Local college students feel pressure of remote learning
Going into her second semester at Western Michigan University, Annie Walinder was excited to be at a four-year university. As an engineering major, most of Walinder's classes were geared toward her degree. Then, the coronavirus pandemic began spreading around the globe, and the world shut down. By March, Western Michigan University sent students home and resorted to online learning.
"Michigan did not handle the pandemic well, and my school particularly didn't handle the pandemic well," said Walinder. "When we shut down in the middle of the (fall) semester, I had engineering classes and two of my professors stopped teaching.
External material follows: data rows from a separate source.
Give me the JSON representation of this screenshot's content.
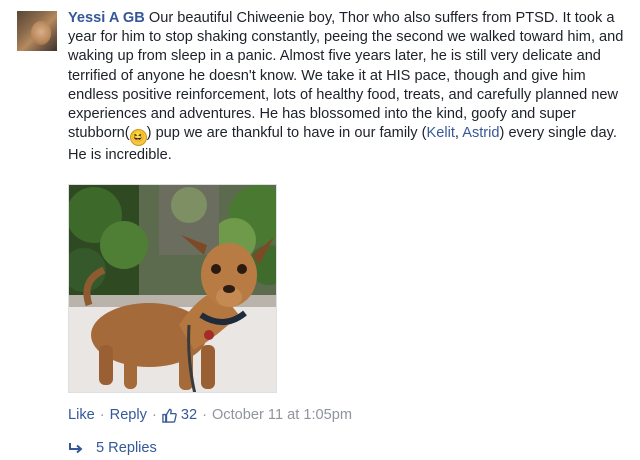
{
  "comment": {
    "author": "Yessi A GB",
    "text_before_emoji": " Our beautiful Chiweenie boy, Thor who also suffers from PTSD. It took a year for him to stop shaking constantly, peeing the second we walked toward him, and waking up from sleep in a panic. Almost five years later, he is still very delicate and terrified of anyone he doesn't know. We take it at HIS pace, though and give him endless positive reinforcement, lots of healthy food, treats, and carefully planned new experiences and adventures. He has blossomed into the kind, goofy and super stubborn(",
    "text_after_emoji": ") pup we are thankful to have in our family (",
    "tag_1": "Kelit",
    "tag_separator": ", ",
    "tag_2": "Astrid",
    "text_end": ") every single day. He is incredible."
  },
  "actions": {
    "like": "Like",
    "separator": "·",
    "reply": "Reply",
    "like_count": "32",
    "timestamp": "October 11 at 1:05pm"
  },
  "replies": {
    "label": "5 Replies"
  },
  "icons": {
    "avatar": "profile-photo",
    "photo": "dog-photo",
    "like": "thumbs-up-icon",
    "reply": "reply-arrow-icon",
    "emoji": "laughing-emoji-icon"
  },
  "colors": {
    "link": "#365899",
    "meta": "#90949c",
    "text": "#1d2129"
  }
}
I decided to not be trapped in a dorm room for a whole year with a roommate, and I decided that living with my parents and getting good food was a better option. So I came to College of DuPage."
Walinder isn't the only student who decided to go the inexpensive route and attend community college instead of going to a four-year university.
Anahi Gonzalez was a senior in high school when the pandemic began, but after graduating she also decided to attend COD.
"Am I really going to pay 12 grand to sit in my dorm and not even attend classes because I'll be doing them in my room? Well, I'll just do that at home and take the classes for cheaper," Gonzalez said.
Other than the cost, technological issues are the biggest complaint students have. Not only do students have to have a reliable internet connection as well as a functioning computer to even access their classes, but students may not understand the program.
McHenry County College student Megan O'Neill said the distance makes it harder to get help when problems arise.
"Technical difficulties get in the way of online learning. Everyone has experienced an internet outage," O'Neill said. "Another struggle is when the professor writes an assignment and it's unclear what they want. It makes it difficult to do the assignment if you don't know what they want."
Walinder said it's a misconception that distance learning means students are awash in free time.
"Even though there's extra time during the day because you're not driving, it feels like there's less time to get things done," she said. "I think it is because of all the distractions of staying in your own house. Parents, looking out the window, animals, siblings if you have them, all of that is distracting. Everything is more distracting."
Many students work in their bedrooms, meaning they are working where they are sleeping. Although the students are physically talking to people through their screens, their brains aren't convinced. O'Neill said staying in the same room where you sleep for school, school activities, and possibly even work, is tolling on the psyche.
"Most people find it difficult to separate work and play," she said. "Since COVID, everybody's doing their own makeshift home office. It's hard to separate your personal life from school."
For some students, like Elgin Community College's Jack Garity, being forced to take classes online to further their education is in direct conflict with how they learn best.
"I'm personally not an online learner, and it's been rough," he said. "I've been working twice as hard as I normally did when I had four classes in person. I only have two classes online, and it's a struggle."
Although being productive and maintaining a good work ethic can be difficult, both Gonzalez and Walinder have begun utilizing accountability buddies. An accountability buddy is someone who will sit on a video chat with you while you both collectively work. Gonzalez said having a buddy makes online learning just a little bit more like traditional school.
"I'm the type of person that I need to go somewhere to do my work," she said. "I used to go early or stay after school a lot so I could do my homework and leave my homework at school. My home is my place to chill. I need more accountability buddies for this semester because it forces me to sit down and work."